● **PROVIDED RECORDS**:
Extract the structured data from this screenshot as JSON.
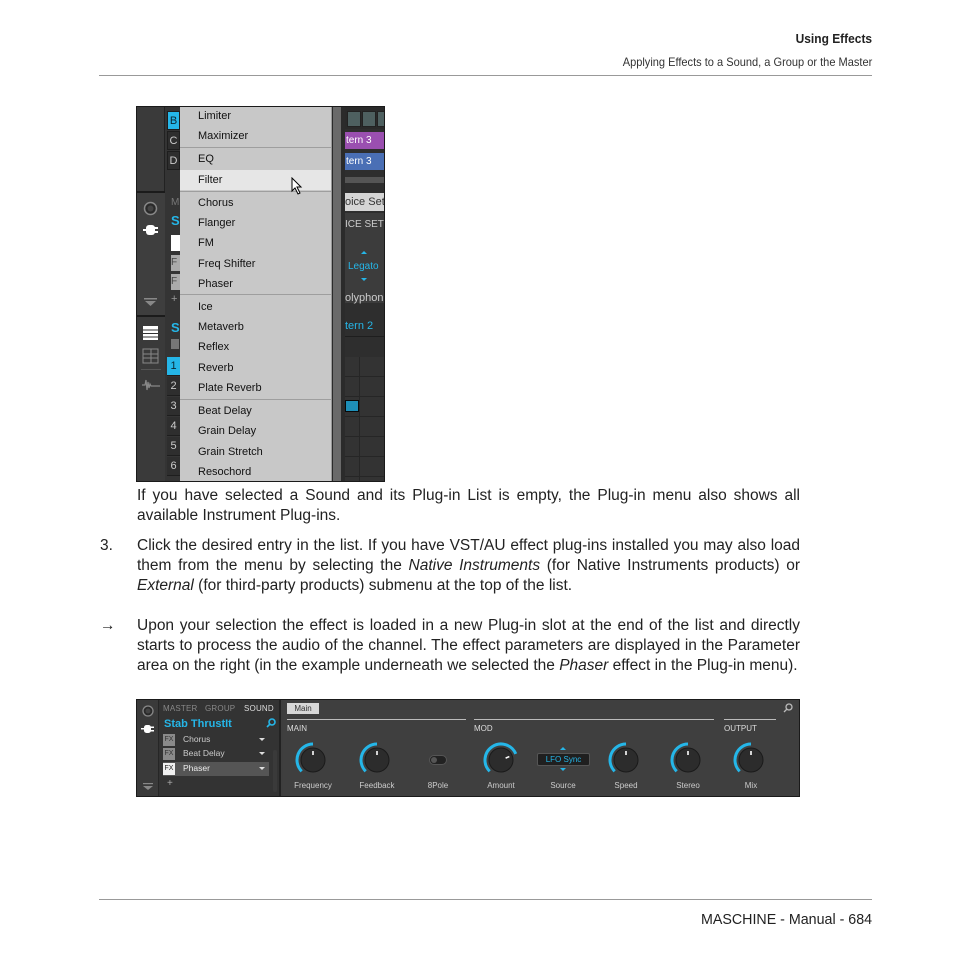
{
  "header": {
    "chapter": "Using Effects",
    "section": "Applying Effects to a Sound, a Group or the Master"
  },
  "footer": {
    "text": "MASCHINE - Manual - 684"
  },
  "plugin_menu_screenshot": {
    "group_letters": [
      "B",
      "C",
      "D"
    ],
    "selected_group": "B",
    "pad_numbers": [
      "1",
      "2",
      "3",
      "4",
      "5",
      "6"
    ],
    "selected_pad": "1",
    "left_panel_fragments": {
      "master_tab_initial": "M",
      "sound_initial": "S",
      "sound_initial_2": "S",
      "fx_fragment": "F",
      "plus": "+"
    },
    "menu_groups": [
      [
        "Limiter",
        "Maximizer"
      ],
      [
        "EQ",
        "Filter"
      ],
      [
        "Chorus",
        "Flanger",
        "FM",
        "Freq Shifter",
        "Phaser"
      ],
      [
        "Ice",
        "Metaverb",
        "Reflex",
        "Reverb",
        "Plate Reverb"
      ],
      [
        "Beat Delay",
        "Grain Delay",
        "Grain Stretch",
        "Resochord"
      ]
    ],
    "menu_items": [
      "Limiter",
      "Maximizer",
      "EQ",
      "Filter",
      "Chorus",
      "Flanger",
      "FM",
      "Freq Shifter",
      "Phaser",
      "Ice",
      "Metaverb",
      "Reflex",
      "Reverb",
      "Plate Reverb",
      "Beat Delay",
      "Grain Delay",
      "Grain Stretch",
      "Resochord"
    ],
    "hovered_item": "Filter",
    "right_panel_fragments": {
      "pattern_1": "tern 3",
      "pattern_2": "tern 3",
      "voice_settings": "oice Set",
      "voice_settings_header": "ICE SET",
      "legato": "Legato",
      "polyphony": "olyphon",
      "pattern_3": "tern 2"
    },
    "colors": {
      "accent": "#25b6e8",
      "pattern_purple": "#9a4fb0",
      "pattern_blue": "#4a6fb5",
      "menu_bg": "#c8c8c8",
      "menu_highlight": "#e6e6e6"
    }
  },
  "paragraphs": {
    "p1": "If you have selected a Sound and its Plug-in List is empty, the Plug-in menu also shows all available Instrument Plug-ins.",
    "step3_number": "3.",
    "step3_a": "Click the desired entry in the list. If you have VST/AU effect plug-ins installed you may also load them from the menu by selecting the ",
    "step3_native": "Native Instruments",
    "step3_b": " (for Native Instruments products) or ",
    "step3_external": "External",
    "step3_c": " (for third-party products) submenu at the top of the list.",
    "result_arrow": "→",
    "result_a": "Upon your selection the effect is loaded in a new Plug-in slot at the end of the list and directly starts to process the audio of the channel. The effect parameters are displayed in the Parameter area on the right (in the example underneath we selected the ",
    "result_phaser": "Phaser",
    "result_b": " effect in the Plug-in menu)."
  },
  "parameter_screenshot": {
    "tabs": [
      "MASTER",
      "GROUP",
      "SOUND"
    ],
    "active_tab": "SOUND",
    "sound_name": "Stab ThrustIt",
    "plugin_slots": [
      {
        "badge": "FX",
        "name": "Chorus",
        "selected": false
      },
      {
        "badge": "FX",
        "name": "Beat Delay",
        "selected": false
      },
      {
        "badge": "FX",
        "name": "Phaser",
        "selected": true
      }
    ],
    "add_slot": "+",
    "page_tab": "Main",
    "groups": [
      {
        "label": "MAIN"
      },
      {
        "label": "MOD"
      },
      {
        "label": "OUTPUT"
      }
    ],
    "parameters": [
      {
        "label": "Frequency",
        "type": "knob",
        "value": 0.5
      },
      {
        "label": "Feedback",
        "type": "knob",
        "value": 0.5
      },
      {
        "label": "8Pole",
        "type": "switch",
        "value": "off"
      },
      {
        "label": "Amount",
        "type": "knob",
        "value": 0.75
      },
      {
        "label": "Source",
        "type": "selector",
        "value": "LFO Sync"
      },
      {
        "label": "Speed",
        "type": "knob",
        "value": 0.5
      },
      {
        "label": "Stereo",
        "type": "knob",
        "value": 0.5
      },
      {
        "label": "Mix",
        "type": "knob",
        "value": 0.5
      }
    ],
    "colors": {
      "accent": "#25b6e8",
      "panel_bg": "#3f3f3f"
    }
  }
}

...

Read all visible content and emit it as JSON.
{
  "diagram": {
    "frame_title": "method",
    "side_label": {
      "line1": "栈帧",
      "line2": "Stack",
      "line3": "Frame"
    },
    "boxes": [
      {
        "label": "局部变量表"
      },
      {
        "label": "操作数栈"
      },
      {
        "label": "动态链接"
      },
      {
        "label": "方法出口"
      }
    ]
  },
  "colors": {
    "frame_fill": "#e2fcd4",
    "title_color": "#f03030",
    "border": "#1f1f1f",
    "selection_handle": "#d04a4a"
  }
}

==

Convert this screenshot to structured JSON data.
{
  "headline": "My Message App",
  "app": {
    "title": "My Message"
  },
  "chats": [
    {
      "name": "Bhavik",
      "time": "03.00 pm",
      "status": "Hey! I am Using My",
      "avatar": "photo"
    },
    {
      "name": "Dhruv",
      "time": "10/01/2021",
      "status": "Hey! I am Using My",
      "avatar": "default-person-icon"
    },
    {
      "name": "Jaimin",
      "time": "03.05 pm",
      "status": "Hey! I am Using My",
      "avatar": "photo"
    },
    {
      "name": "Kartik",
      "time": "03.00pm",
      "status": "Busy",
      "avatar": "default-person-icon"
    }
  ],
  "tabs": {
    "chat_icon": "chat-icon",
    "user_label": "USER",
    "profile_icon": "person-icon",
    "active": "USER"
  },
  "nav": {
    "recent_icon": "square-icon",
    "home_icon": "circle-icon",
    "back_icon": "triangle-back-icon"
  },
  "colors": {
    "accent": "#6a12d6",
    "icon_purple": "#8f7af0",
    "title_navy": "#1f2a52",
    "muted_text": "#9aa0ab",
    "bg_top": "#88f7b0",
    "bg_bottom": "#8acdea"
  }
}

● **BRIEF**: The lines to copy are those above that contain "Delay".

● **YOUR RESPONSE**:
        "Beat Delay",
        "Grain Delay",
      "Beat Delay",
      "Grain Delay",
        "name": "Beat Delay",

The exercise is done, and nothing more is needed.